Julie, from West Moors, moved into a new flat in September last year, just a month after starting a new job with a service engineering company.
She was looking forward to a ‘new start’ when she noticed a tiny lump in her neck.
Her GP prescribed Julie with anti- inflammatory pills and she continued to practise her passion for Ceroc dance. But she also noticed she was becoming increasingly breathless.
In November Julie suddenly coughed up blood one day and was sent to hospital where an x-ray picked up a blockage in her chest.
A CT scan and a biopsy were performed and she waited anxiously for the results.
She said: “I’m single and my parents Valerie and John who are both in their 70s live nearby and of course they were worried sick.
“I’m a very positive person and was determined to have a plan of action if the news was bad, but even so, being told you have something called Primary Mediastinal Diffuse Large B cell Lymphoma was terrifying.”
Julie was advised that although she was suffering from a very aggressive form of cancer, treatment carried a 70 per cent success rate and she began six rounds of chemotherapy.
“Obviously I had to tell my new employers that I had cancer and I was signed off, which made me feel extremely guilty,” she said.
“It was a struggle living on statutory sick pay. And between every round of chemo I developed a dreadful chest infection and even sepsis at one point. I was completely knocked out by it.”
Julie’s long hair also came out in handfuls.
She said: “I was distraught. But one day I had enough and went and had it all shaved off.
“I then donated my hair to the Little Princess Trust to make wigs for sick children and went out dancing in defiance to show it wouldn’t affect me. But of course it did.”
She added: “Being without hair isn’t just upsetting because of how you look and feel, it’s also uncomfortable.

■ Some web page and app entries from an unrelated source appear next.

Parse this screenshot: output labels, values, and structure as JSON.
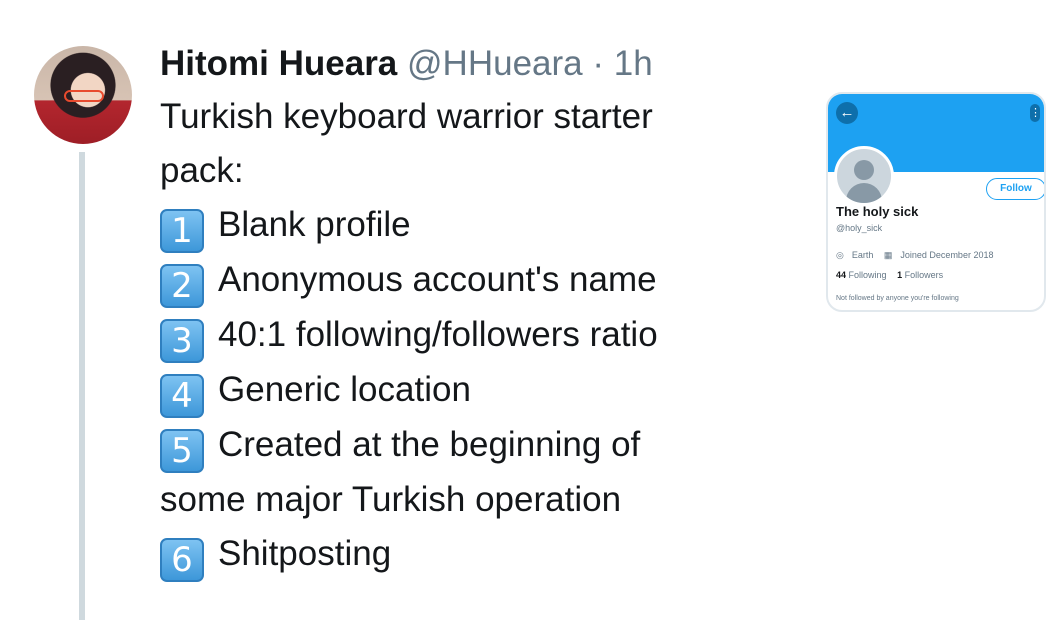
{
  "tweet": {
    "author_name": "Hitomi Hueara",
    "handle": "@HHueara",
    "separator": "·",
    "time": "1h",
    "lines": [
      {
        "badge": "",
        "text": "Turkish keyboard warrior starter"
      },
      {
        "badge": "",
        "text": "pack:"
      },
      {
        "badge": "1",
        "text": "Blank profile"
      },
      {
        "badge": "2",
        "text": "Anonymous account's name"
      },
      {
        "badge": "3",
        "text": "40:1 following/followers ratio"
      },
      {
        "badge": "4",
        "text": "Generic location"
      },
      {
        "badge": "5",
        "text": "Created at the beginning of"
      },
      {
        "badge": "",
        "text": "some major Turkish operation"
      },
      {
        "badge": "6",
        "text": "Shitposting"
      }
    ]
  },
  "profile_card": {
    "back_icon": "←",
    "more_icon": "⋮",
    "follow_label": "Follow",
    "display_name": "The holy sick",
    "handle": "@holy_sick",
    "location": "Earth",
    "location_icon": "◎",
    "joined": "Joined December 2018",
    "calendar_icon": "▦",
    "following_count": "44",
    "following_label": "Following",
    "followers_count": "1",
    "followers_label": "Followers",
    "note": "Not followed by anyone you're following"
  },
  "colors": {
    "banner": "#1da1f2",
    "keycap_badge": "#3d97d9",
    "secondary_text": "#657786"
  }
}
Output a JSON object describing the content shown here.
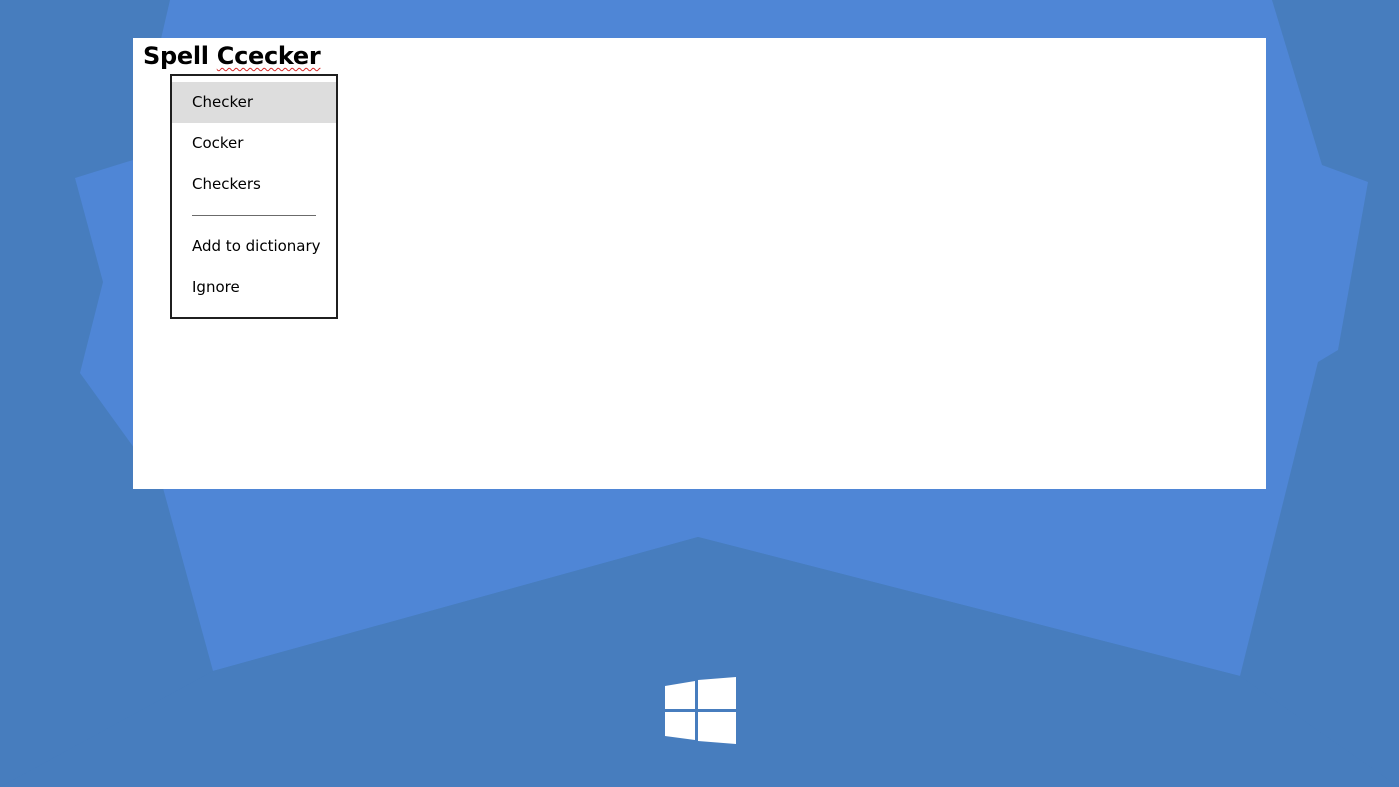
{
  "document": {
    "word_correct": "Spell",
    "word_misspelled": "Ccecker"
  },
  "context_menu": {
    "suggestions": [
      "Checker",
      "Cocker",
      "Checkers"
    ],
    "add_to_dictionary_label": "Add to dictionary",
    "ignore_label": "Ignore"
  },
  "icons": {
    "logo": "windows-logo-icon"
  },
  "colors": {
    "background": "#477dbe",
    "background_light": "#4f86d6",
    "highlight": "#dddddd",
    "spell_error_underline": "#d42828"
  }
}
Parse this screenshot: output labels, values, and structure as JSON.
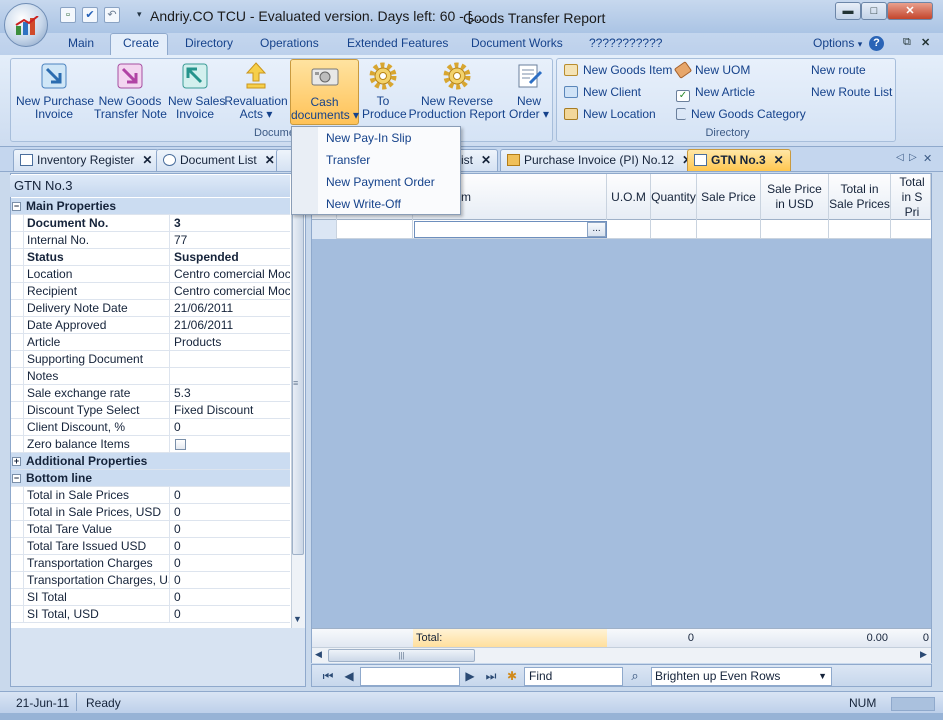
{
  "window": {
    "title": "Andriy.CO TCU - Evaluated version. Days left: 60 - [...",
    "title_right": "Goods Transfer Report",
    "min": "▬",
    "max": "□",
    "close": "✕"
  },
  "menu": {
    "tabs": [
      "Main",
      "Create",
      "Directory",
      "Operations",
      "Extended Features",
      "Document Works",
      "???????????"
    ],
    "options": "Options",
    "help": "?",
    "restore": "⧉",
    "close": "✕"
  },
  "ribbon": {
    "documents_group_label": "Documents",
    "directory_group_label": "Directory",
    "buttons": {
      "new_purchase_invoice": [
        "New Purchase",
        "Invoice"
      ],
      "new_goods_transfer_note": [
        "New Goods",
        "Transfer Note"
      ],
      "new_sales_invoice": [
        "New Sales",
        "Invoice"
      ],
      "revaluation_acts": [
        "Revaluation",
        "Acts ▾"
      ],
      "cash_documents": [
        "Cash",
        "documents ▾"
      ],
      "to_produce": [
        "To",
        "Produce"
      ],
      "new_reverse_production_report": [
        "New Reverse",
        "Production Report"
      ],
      "new_order": [
        "New",
        "Order ▾"
      ]
    },
    "directory_items": {
      "new_goods_item": "New Goods Item",
      "new_uom": "New UOM",
      "new_route": "New route",
      "new_client": "New Client",
      "new_article": "New Article",
      "new_route_list": "New Route List",
      "new_location": "New Location",
      "new_goods_category": "New Goods Category"
    }
  },
  "cash_menu": [
    "New Pay-In Slip",
    "Transfer",
    "New Payment Order",
    "New Write-Off"
  ],
  "doc_tabs": {
    "inventory_register": "Inventory Register",
    "document_list": "Document List",
    "list_partial": "ist",
    "purchase_invoice": "Purchase Invoice (PI) No.12",
    "gtn": "GTN No.3",
    "close_glyph": "✕",
    "nav_left": "◁",
    "nav_right": "▷",
    "nav_close": "✕"
  },
  "properties": {
    "header": "GTN No.3",
    "main_section": "Main Properties",
    "rows": [
      {
        "label": "Document No.",
        "value": "3"
      },
      {
        "label": "Internal No.",
        "value": "77"
      },
      {
        "label": "Status",
        "value": "Suspended"
      },
      {
        "label": "Location",
        "value": "Centro comercial Moctezuma"
      },
      {
        "label": "Recipient",
        "value": "Centro comercial Moctezuma"
      },
      {
        "label": "Delivery Note Date",
        "value": "21/06/2011"
      },
      {
        "label": "Date Approved",
        "value": "21/06/2011"
      },
      {
        "label": "Article",
        "value": "Products"
      },
      {
        "label": "Supporting Document",
        "value": ""
      },
      {
        "label": "Notes",
        "value": ""
      },
      {
        "label": "Sale exchange rate",
        "value": "5.3"
      },
      {
        "label": "Discount Type Select",
        "value": "Fixed Discount"
      },
      {
        "label": "Client Discount, %",
        "value": "0"
      },
      {
        "label": "Zero balance Items",
        "value": ""
      }
    ],
    "additional_section": "Additional Properties",
    "bottom_section": "Bottom line",
    "bottom_rows": [
      {
        "label": "Total in Sale Prices",
        "value": "0"
      },
      {
        "label": "Total in Sale Prices, USD",
        "value": "0"
      },
      {
        "label": "Total Tare Value",
        "value": "0"
      },
      {
        "label": "Total Tare Issued USD",
        "value": "0"
      },
      {
        "label": "Transportation Charges",
        "value": "0"
      },
      {
        "label": "Transportation Charges, USD",
        "value": "0"
      },
      {
        "label": "SI Total",
        "value": "0"
      },
      {
        "label": "SI Total, USD",
        "value": "0"
      }
    ]
  },
  "grid": {
    "columns": [
      "m",
      "U.O.M",
      "Quantity",
      "Sale Price",
      "Sale Price in USD",
      "Total in Sale Prices",
      "Total in S Pri"
    ],
    "item_button": "...",
    "total_label": "Total:",
    "total_quantity": "0",
    "total_sale_prices": "0.00",
    "total_last": "0"
  },
  "navigator": {
    "first": "⏮",
    "prev": "◀",
    "next": "▶",
    "last": "⏭",
    "find_value": "Find",
    "row_style": "Brighten up Even Rows"
  },
  "status": {
    "date": "21-Jun-11",
    "state": "Ready",
    "num": "NUM"
  },
  "colors": {
    "accent": "#ffc64f",
    "ribbon_text": "#15428b",
    "grid_bg": "#a4bddd"
  }
}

“I was cold and my head was sore. I also developed neuropathy (a loss of feeling) in my fingers – a side effect of the chemo – and I could no longer open doors and things properly. Everything seemed pretty hopeless.”
Julie heard about Dorset Cancer Care Foundation (DCCF) through the Macmillan cancer charity.
DCCF supporters across the county raise money to fund financial grants for Dorset families struggling because of cancer.
Julie said: “With DCCF’s help I was able to buy some hats and pretty headscarves which made me feel more normal. They also bought me a dexterity aid for my hands which was a huge help.
“Meanwhile my parents, my friends and my fellow Ceroc Dorset dancers, including my teachers Brett and Caroline, showered me with love and support.
“Cancer is lonely. The days are long and I would never would have got through this without them.”
Julie is now in metabolic remission with no detectable cancer cells in her body.
She keeps a before and after x-ray of her chest on her phone to show that the huge mass that was once there, is now gone.
She said: “My new start turned into a nightmare almost overnight. But I’m thankful for the treatment I have had, the friendship and love I have been shown and the generosity of strangers, who through DCCF have helped keep me smiling.
“I’m still weak, but I am booked into a dance weekend in East Sussex with friends this month (June) and I will be hitting that dance floor with a new found passion for life.”
Dorset Cancer Care Foundation’s High Five campaign asks people to contribute five pounds or more, with the goal of raising £250,000 in the coming year to fund even more grants for local people with cancer.
To donate to the campaign and to find out how you can organise a fundraising event for Dorset Cancer Care Foundation visit www.dccf.co.uk
Media information: Debbie Granville on 07884 657782 email: Debbie.firstname.lastname@example.org